As President Donald Trump's administration is set to announce its review for Afghanistan next month, US Defence Secretary Jim Mattis told Congress this month that the US was "not winning" the war against the Taliban in Afghanistan.
"If you think that you may break our determination with your military presence and surge of troops, you are making a mistake! This is not the solution of the issue - to continue your occupation on the request of the inept administration of Kabul," the Taliban chief said in his message ahead of Eidul fitr.
Afghans are likely to celebrate Eid on Sunday at a time when a series of recent attacks killed and injured hundreds of people, mostly civilians.
On Thursday, Taliban killed nearly 30 people outside a bank in Lashkargah, the capital of Helmand province, when military personnel and government employees gathered there to receive salaries, according to Afghan officials.
"Those who attacked Afghanistan under the name of maintaining security have themselves destabilised the whole region. The more they insist on maintaining the presence of their forces here or want surge of their forces, the more the regional sensitive against them will intensify. This will lead to instability of the entire region, including Afghanistan," the Taliban chief claimed in the message released in English, Pashto, Dari, Urdu and Arabic languages.
The US and Afghan officials have not commented on the Taliban leader's latest statement; however, they in the past played down such remarks and call it part of propaganda.
Hibatullah insisted that the US lost a great number of soldiers and wasted 16 years in the "meaningless war". "Don't ignore our history! The last 16 years, which you wasted on prolonging the meaningless war, accruing futile expenditures and tarnishing your military and political status can be sufficient enough for you. You lost a great number of your soldiers; martyred and handicapped the Afghans; destroyed their houses and other infrastructures and turned Afghanistan into virtual ruins."
He said that the Taliban have "a comprehensive policy to maintain constructive and good relations with you (US) and the world, including the neighbours, as per the principles" whenever the "illegitimate occupation of Afghanistan comes to an end".
He pressed the Americans to resolve the Afghan issue through diplomatic means instead of confrontation with what he called the "Jihadic" resistance.
"The solution of the Afghan issue through peaceful means is part and parcel of the policy of the Islamic Emirate, should the occupation come to an end. The Political Office has been given the task to find a peaceful solution," he went on to say.

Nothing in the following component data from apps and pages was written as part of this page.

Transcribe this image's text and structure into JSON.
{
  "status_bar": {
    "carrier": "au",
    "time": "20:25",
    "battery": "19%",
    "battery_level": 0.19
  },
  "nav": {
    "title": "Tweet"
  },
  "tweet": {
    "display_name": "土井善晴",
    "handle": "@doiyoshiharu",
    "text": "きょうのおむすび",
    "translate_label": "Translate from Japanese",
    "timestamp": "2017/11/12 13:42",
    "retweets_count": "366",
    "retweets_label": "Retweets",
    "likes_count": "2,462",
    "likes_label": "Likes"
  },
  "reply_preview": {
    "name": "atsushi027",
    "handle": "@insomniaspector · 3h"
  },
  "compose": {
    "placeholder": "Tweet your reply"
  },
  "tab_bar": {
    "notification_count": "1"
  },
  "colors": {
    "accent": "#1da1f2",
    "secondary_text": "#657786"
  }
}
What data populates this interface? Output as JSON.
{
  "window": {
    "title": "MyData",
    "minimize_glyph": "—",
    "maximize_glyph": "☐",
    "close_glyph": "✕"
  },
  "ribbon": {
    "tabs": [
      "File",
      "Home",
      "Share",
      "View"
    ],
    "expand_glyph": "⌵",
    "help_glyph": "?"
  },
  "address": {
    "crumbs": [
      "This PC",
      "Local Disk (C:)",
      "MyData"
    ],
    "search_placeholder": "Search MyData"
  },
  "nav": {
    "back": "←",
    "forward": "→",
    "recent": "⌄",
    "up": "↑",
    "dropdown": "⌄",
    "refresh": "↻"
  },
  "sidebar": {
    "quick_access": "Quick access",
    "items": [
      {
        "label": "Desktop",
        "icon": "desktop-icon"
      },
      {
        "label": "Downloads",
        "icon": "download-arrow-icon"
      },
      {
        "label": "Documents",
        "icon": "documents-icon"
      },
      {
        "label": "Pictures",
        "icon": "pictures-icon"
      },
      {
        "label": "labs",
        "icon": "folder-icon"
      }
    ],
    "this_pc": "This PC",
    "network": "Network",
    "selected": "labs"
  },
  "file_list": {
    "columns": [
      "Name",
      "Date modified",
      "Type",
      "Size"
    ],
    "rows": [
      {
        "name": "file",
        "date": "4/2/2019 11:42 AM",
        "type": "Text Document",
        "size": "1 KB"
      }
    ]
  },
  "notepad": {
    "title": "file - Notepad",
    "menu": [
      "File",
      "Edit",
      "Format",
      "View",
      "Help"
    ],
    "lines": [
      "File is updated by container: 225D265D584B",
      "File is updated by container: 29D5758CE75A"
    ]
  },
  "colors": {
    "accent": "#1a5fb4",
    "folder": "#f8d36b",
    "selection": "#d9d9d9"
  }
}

Calling the Afghan rulers "stooge figures", he said they were ready on the behest of America to tip Afghanistan against its neighbours and the region and solely make it a scapegoat of the American interests.
Describing Americans as the key factor behind the war, he urged religious scholars, academics, political personalities, writers, professional cadres and teachers to become one voice against the invasion.
He also showed concern at the current diplomatic tensions in the Gulf and called for peaceful solution.
"We are deeply upset (saddened) by the recent row between Qatar and a number of other Arab countries. We urge the brotherly Arab countries to resolve their internal issues, whatever they are, through understanding," Hibatullah said.